Love is a Verb: Loving through brokenness

Colleen Whigham-Brockington is in her 15th year serving as the administrator of Precious Life Ministries and is an advocate for children with special needs. She has over 25 years of experience working in children’s ministry and is a member of Norristown New Life Nueva Vida Mennonite Church. Colleen lives in Norristown, Pennsylvania and is the mother of two exceptional boys, Marques and Matthias.

Be imitators of God as well-beloved children. And walk in love as Christ loved us and gave himself up for us. (Ephesians 5:1)

Recently, my oldest son participated in a holiday concert which I attended with my younger son and my boys’ father. Afterward, as I was taking pictures of the boys and their father, a friend offered to take a picture of us all together. To be honest, I felt hesitant. Their dad and I have been apart for over 15 years and we do not have one picture with the four of us together. But despite my feelings of awkwardness, I stepped into the picture. As my son and I eagerly viewed the photo, I have to say I was pleasantly surprised at all of our expressions, especially my boys! They looked genuinely happy, and their faces touched my heart! Through this photo, I believe God showed me that although we are divorced, to my sons we are still a family. It was then I realized how this single moment was years in the making.

In the days that followed, I continued to view our picture and I found myself thinking, “How did we all arrive at such a place of healing?”

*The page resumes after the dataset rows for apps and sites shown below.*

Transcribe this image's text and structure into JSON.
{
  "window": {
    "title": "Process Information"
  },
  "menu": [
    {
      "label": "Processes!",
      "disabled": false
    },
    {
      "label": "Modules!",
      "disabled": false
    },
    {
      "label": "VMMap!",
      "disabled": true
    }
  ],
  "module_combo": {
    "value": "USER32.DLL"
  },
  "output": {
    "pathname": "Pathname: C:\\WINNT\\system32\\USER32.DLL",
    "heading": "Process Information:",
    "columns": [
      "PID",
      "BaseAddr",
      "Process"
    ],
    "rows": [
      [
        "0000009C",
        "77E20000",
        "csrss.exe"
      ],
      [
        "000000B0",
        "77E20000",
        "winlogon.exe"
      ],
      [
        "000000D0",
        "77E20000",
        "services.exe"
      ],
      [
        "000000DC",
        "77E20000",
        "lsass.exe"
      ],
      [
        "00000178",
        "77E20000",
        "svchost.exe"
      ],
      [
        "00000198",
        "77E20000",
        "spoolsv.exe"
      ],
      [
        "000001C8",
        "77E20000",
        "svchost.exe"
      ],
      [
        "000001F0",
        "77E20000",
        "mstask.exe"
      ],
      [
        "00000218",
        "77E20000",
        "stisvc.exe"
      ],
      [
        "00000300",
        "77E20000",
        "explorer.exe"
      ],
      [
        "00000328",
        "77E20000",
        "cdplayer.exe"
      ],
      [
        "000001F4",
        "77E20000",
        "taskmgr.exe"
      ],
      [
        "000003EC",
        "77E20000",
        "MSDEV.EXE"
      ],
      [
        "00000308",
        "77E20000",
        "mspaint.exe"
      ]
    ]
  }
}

Love is a VerbDivorce is one of the most intense forms of brokenness one can experience. In addition to numerous other emotions, it can create a sense of panic, becoming unanchored from all that is familiar. You come away feeling fragmented. And when you have children involved, the initial comfort of your parenting philosophy and the plan of raising your children in a two parent household folds in an instant. As my boys’ primary caregiver after the divorce, I was left whirling, attempting to regain my footing, while simultaneously assessing my situation as a single mom and quickly making plans about how I was going to raise my boys. Over the years, their dad and I have really struggled to find a way to effectively co-parent for various reasons — lack of communication, ego, resentment, selfishness, the list could go on. For many years, the idea to be gracious and walk in love with their father was not a priority for me. I was in survival mode and had to use all of my energy to focus on taking care of myself and my boys who both have exceptional needs. I was so committed to show immense love to my children in an effort to shield them from feeling broken. It took me quite some time to realize I was to extend grace and love to their father as well.

As a child, I learned to imitate Christ through observing how my parents treated those who had been hurtful to us. At the time, I did not realize they were also showing God’s love. Learning to show grace and love after experiencing divorce has helped my boys and me to heal individually and has allowed my sons to have continued access and quality time with their father. As parents, no matter what our co-parenting situation, we must make a decision daily to strive to be imitators of God and to consistently show love to others, regardless of who they may be. Not only are our children watching, but they benefit from learning how to show love to others even when the ties which bind them are broken — be it friendship, marriage or any other interpersonal relationship.

The last thing I ever thought I could do would be to share a photo with my boys and their father, but God knew it was necessary for me to see his love for us and through us, realizing God had us resting in his hands the entire time.